Eventually, in Chung’s partial retelling of Shakespeare’s Romeo and Juliet, Pooja’s relentless pursuit of romance takes a violent turn and his quest for love as part of a Hollywood fantasy crumbles and becomes a discovery of self love. Pooja’s journey in White elephant also parallels that of Asian Canadians in their country’s television industry, of being the model minority for never daring to rock the boat or the perpetual outsider on screen.
That is, until Simu Liu, the titular star of Marvel’s first Asian superhero offering, Shang-Chi and the legend of the ten rings, took the room of the writer of Kim’s convenience to the task after the brutal cancellation of the cult Canadian comedy that originated on CBC in Canada and in which he starred.
Chung says Kim’s convenience helped Asian Canadian actors and creators break their apparent invisibility on national television sets.

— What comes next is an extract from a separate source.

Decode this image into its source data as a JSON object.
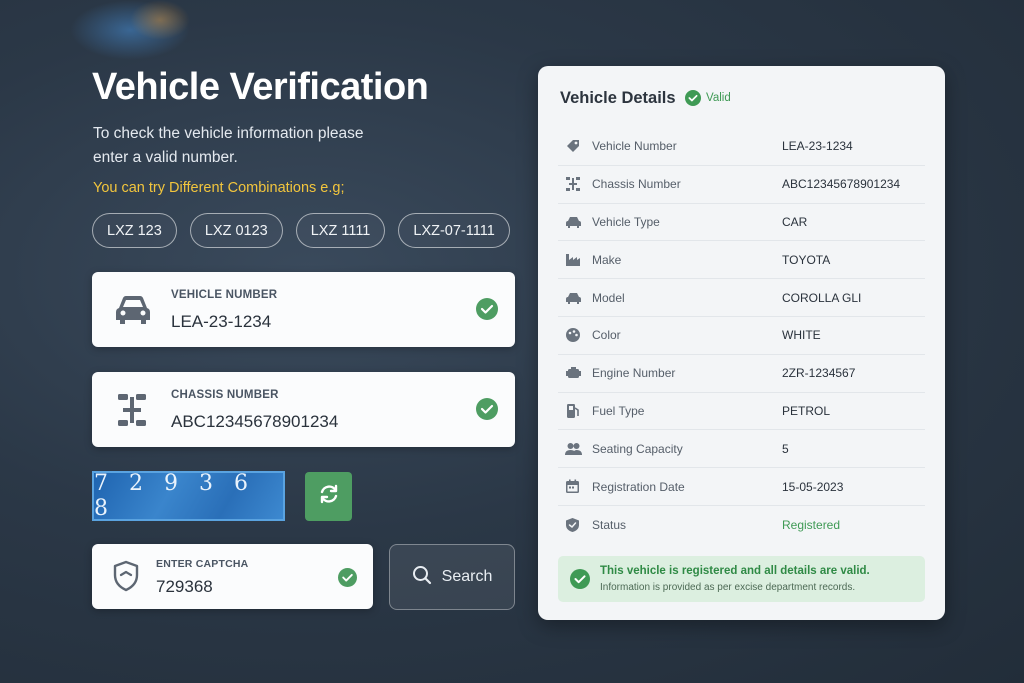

The cult comedy, which portrays the Korean-Canadian family Kim running a convenience store in downtown Toronto, showcased the challenges faced by first-generation immigrants and their Canadian-born children as they weave their way through a new and often strange country.
But as the local success story grew with the seasons and international reach on Netflix, creative control increasingly left the hands of diverse talent, as white writers instead created characters outside of their own. own race or ethnicity. Kim’s convenience co-creators Ins Choi and Kevin White have been in the media spotlight following the show’s cancellation and subsequent comments from Liu and other cast members regarding inclusion and representation issues. in the wings.

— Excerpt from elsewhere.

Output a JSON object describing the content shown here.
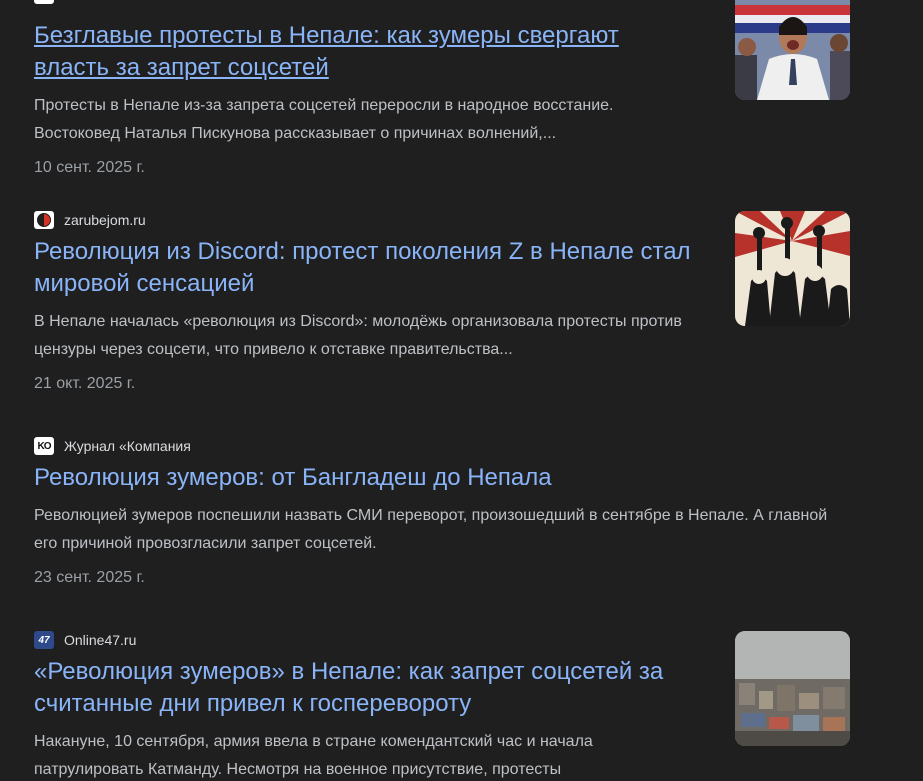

“The issues the actors raised were precisely that there was no one on the creative side who could talk about the Canadian-Korean cultural nuances,” says Chung. He adds the controversy surrounding the Kim’s convenience The Writers’ Room could have been avoided if more diverse voices had jumped on board as the series gained in popularity.

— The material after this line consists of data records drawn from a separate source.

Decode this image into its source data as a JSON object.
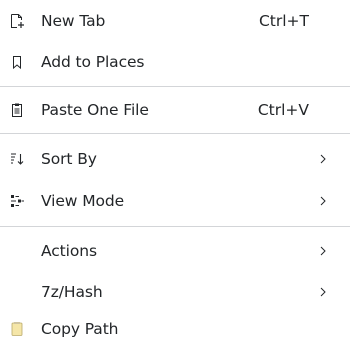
{
  "menu": {
    "items": [
      {
        "label": "New Tab",
        "shortcut": "Ctrl+T",
        "icon": "new-tab-icon",
        "submenu": false
      },
      {
        "label": "Add to Places",
        "shortcut": "",
        "icon": "bookmark-icon",
        "submenu": false
      },
      {
        "label": "Paste One File",
        "shortcut": "Ctrl+V",
        "icon": "paste-icon",
        "submenu": false
      },
      {
        "label": "Sort By",
        "shortcut": "",
        "icon": "sort-icon",
        "submenu": true
      },
      {
        "label": "View Mode",
        "shortcut": "",
        "icon": "view-mode-icon",
        "submenu": true
      },
      {
        "label": "Actions",
        "shortcut": "",
        "icon": "",
        "submenu": true
      },
      {
        "label": "7z/Hash",
        "shortcut": "",
        "icon": "",
        "submenu": true
      },
      {
        "label": "Copy Path",
        "shortcut": "",
        "icon": "copy-path-icon",
        "submenu": false
      }
    ]
  },
  "colors": {
    "background": "#ffffff",
    "text": "#232629",
    "separator": "#d3d5d8",
    "icon": "#232629",
    "copy_path_icon_fill": "#f5e6a8"
  }
}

“As Kim grew more and more, the opportunity to bring in Asian Canadian writers, especially East Asian Canadian writers or Korean Canadian writers, was there and it was just a huge missed opportunity, ”insists Chung. He argues that the Canadian television industry is making up for lost time by investing more in Asian Canadian themed TV series and creative development.
But it is the success of Kim’s convenience on Netflix and in the US market which first exposed the flaws in the Canadian industry. “If Kim’s hadn’t been successful in the United States, I don’t know if we would even talk about it now,” Chung said.
And Liu’s comments only followed the Canadian actor swapping his local celebrity status for a global celebrity with Shang-Chi, a luxury that is not offered to other Canadian actors and creators of Asian origin. “We are all gagged because there is so little work there. If one of us says something, we may never find a job again. So that’s what gagged us for so long, ”says Chung.
“I have the impression that maybe Kim’s convenience was the result of our inability to speak out, our inability to express these grievances in a civil and professional manner, ”he adds. This is about to change as CBC, Canada’s public broadcaster, recently unveiled Running the Burbs, a comedy created by and starring Andrew Phung as it portrays a young Canadian family living fully in the suburbs, and Filipino Canadian comedian Gordie Lucius defined as the mastermind behind young adult comedy Frick, I love nature.
Chung is also a co-founder of the Asian Canadian Film Alliance, an advocacy group that seeks to uplift, develop and ensure an accurate portrayal of Asian Canadian characters and creative talents in the domestic film and television industry. television. And the White elephant The director says he also wants Asian Canadian creators to have the chance to tell zombie stories and create other non-ethnic content.
“It has very little to do with the ethnicities of the characters, but it does tell about the characters’ personalities and their surroundings. This is where the diversity of voices comes in, ”says Chung.